Yesterday I had the pleasure of introducing the Machinto Project with two Grade 7 teachers (Erin and Christina) and their classes. These teachers were interested in a meaningful project that integrates technology and I had heard lots about Machinto so we decided to try it! If you’ve never done a global project, and you have access to at least one computer in your school…you want to try this! The use of technology will ‘thin’ the walls of your classroom (as Will Richardson would say) and enable your students to connect with learners and teachers from around the world.
Machinto is a project hosted at iEARN.org and coordinated by 2 teachers, Mali Bickley from Ontario, and Yoko Takagi from Japan, based on a picture book called Machinto written by Ms. Miyoko Matsutani. As you watch the slideshow that Mali has posted at www.machinto.org, you’ll quickly get an idea about the details and timeline of the project. Essentially, Machinto has three phases:
After a teacher signs up to the project and receives the storybook from Mali, they read the story and begin to post their reflections about the book up on the Machinto forums at iEARN beginning conversations with the other students reading the book in other parts of the world. We used a great graphic organizer that Erin created in order to have students record their words and pictures about…I see…I feel…I wonder…and the student had many questions that arose after our first experience with the story.
In phase two, students will connect with another class in one of the participating countries (Canada, United States, Russia, Slovenia, Argentina, Japan) and will have a video conference.
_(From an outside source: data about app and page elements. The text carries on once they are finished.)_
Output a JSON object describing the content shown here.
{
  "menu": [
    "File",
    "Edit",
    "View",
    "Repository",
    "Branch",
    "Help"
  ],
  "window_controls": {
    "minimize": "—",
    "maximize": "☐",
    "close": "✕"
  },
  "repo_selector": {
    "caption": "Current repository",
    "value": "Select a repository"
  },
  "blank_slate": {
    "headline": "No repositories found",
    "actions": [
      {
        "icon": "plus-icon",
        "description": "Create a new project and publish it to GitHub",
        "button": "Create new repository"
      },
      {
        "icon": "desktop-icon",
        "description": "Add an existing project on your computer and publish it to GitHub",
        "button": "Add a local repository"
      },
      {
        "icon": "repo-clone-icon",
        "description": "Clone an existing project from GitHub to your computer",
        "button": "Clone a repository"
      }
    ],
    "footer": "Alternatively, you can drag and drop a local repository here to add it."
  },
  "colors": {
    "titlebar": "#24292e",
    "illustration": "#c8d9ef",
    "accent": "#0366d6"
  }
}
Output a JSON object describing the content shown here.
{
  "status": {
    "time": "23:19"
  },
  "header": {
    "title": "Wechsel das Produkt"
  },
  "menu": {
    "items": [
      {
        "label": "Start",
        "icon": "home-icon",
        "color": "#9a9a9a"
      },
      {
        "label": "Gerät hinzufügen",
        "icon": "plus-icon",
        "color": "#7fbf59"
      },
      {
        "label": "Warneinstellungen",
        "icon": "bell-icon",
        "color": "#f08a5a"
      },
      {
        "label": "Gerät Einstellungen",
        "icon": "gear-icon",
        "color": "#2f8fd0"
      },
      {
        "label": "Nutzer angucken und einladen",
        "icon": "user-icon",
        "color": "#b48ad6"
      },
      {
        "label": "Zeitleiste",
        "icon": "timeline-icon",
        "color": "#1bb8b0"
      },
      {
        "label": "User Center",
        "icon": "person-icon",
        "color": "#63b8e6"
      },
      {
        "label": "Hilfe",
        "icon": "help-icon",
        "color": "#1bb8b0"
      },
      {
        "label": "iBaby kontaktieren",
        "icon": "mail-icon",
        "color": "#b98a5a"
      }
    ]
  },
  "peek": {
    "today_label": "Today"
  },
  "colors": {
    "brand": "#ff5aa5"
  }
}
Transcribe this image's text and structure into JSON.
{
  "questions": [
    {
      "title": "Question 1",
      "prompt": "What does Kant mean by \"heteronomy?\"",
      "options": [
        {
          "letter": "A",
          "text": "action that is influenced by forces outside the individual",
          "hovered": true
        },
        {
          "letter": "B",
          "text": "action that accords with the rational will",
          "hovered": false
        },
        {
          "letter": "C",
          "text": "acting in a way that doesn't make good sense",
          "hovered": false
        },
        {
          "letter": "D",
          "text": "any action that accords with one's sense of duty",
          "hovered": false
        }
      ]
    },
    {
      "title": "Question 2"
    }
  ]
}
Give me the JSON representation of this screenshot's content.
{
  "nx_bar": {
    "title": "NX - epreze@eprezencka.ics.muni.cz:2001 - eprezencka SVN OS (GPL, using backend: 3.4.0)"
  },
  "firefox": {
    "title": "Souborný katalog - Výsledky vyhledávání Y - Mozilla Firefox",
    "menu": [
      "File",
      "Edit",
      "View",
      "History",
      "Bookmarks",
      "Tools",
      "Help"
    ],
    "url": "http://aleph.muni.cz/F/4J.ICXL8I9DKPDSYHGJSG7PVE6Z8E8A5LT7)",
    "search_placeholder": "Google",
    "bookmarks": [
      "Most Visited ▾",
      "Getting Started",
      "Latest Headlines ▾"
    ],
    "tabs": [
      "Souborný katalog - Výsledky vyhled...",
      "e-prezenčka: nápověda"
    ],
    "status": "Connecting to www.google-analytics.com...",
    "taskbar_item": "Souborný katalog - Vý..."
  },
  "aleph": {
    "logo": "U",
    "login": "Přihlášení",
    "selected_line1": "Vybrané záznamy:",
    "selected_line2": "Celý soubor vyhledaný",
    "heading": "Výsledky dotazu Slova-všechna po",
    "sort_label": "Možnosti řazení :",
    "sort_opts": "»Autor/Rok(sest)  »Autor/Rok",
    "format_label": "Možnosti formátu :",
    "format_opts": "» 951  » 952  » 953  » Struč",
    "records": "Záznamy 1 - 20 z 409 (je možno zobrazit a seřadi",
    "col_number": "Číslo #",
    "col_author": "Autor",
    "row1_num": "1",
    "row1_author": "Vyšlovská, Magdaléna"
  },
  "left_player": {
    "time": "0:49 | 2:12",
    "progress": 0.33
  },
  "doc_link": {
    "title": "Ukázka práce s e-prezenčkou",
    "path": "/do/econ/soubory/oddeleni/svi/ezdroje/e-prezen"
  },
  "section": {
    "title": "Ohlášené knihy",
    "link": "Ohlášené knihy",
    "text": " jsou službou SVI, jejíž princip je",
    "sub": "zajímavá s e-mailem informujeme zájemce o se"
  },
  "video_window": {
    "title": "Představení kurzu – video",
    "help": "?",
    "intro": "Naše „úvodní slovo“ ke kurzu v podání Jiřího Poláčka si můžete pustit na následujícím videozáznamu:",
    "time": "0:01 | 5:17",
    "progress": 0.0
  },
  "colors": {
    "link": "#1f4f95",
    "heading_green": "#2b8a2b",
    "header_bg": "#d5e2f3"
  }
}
Students and teachers are free to decide how they’d like to introduce themselves to their friends across the world. Students begin to post their artwork, reflections and poems up to the Machinto website as they share what they learn about this story and begin thinking about children who live in parts of the world that are experiencing conflict.
The final phase involves creating some storybooks that will be sent to children who are living in conflict zones today. These stories are photographed and posted on the Machinto website, and then are sent to the war zones as messages of peace from our students.
A global project like Machinto is an authentic, integrated, meaningful inquiry into the lives of other children around the world. These teachers won’t just be “doing” character education, they will be giving their students a broader, more meaningful understanding about what the lives of some children in war zones might be like. Curriculum expectations from language arts, media, visual art, geography and history have a part in this global project that is enhanced through the use of technology.
My experience with these kinds of projects is that students really take ownership and make connections outside of the classroom. While the project organizers provide a basic outline or structure that includes suggestions and timelines, students often come up with other ideas, questions, and activities that they’d like to explore over the year and I love to see this passion and engagement coming from them to direct their own learning. I urge you to try a global project with your students, or if you have, please share them here in the comment section so that teachers can hear about some new ones!